Elshayyal also said that Erdogan’s remarks marked the first time Turkey’s president “had spoken directly about those audio recordings”, adding that the move raised doubts on claims that the taps might have obtained “in some kind of clandestine tapping by the Turkish authorities”.
Turkish and Saudi officials have carried out joint inspections of the consulate and the consul-general’s residence, but Erdogan said some Saudi officials were still trying to cover up the crime.
Elshayyal said that Saudi officials, despite officially claiming that they would cooperate with their Turkish counterparts, so far have not only refused to do that but possibly tried to tamper with the ongoing investigation.
“They namely did this by sending in chemical experts [in the consulate and consul-general’s home] to destroy evidence,” he said.
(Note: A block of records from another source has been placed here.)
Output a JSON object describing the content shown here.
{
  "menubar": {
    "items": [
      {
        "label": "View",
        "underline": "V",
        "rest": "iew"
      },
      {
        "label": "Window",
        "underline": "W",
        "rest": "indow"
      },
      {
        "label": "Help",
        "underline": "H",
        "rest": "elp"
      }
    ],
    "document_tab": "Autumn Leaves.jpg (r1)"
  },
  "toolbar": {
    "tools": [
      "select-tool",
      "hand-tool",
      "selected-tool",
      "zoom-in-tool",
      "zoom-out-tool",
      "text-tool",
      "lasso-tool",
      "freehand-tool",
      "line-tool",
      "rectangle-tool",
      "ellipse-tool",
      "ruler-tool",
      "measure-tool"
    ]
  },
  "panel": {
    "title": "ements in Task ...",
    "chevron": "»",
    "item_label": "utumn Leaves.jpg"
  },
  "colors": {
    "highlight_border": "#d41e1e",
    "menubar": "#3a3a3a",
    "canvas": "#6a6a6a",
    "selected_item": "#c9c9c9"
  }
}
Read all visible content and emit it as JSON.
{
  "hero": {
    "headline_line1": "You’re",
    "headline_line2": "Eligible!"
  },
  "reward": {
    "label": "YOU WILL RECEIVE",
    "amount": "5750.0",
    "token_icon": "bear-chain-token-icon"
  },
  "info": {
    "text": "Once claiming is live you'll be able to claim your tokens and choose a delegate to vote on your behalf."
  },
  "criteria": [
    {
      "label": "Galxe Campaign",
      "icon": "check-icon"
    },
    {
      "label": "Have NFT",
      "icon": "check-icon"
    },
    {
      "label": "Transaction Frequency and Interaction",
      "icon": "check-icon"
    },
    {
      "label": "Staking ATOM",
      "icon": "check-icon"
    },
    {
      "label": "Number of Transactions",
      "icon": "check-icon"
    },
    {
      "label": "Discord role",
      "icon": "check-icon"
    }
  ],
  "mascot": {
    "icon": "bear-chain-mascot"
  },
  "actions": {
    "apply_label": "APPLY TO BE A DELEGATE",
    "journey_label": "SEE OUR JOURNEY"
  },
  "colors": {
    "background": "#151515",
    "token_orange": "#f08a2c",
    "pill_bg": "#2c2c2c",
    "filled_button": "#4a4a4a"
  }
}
“They also denied Turkish requests to once again search the consul-general’s home, after Turks found samples of chemicals in the garden of the residence.”
Istanbul’s chief prosecutor said on October 31 that Khashoggi was strangled as soon as he entered the consulate and that his body was dismembered, in the first official comments on the case.
Saudi Arabia has said it arrested 18 people and dismissed five senior government officials as part of an investigation into Khashoggi’s killing
Ankara also seeks extradition of the suspects.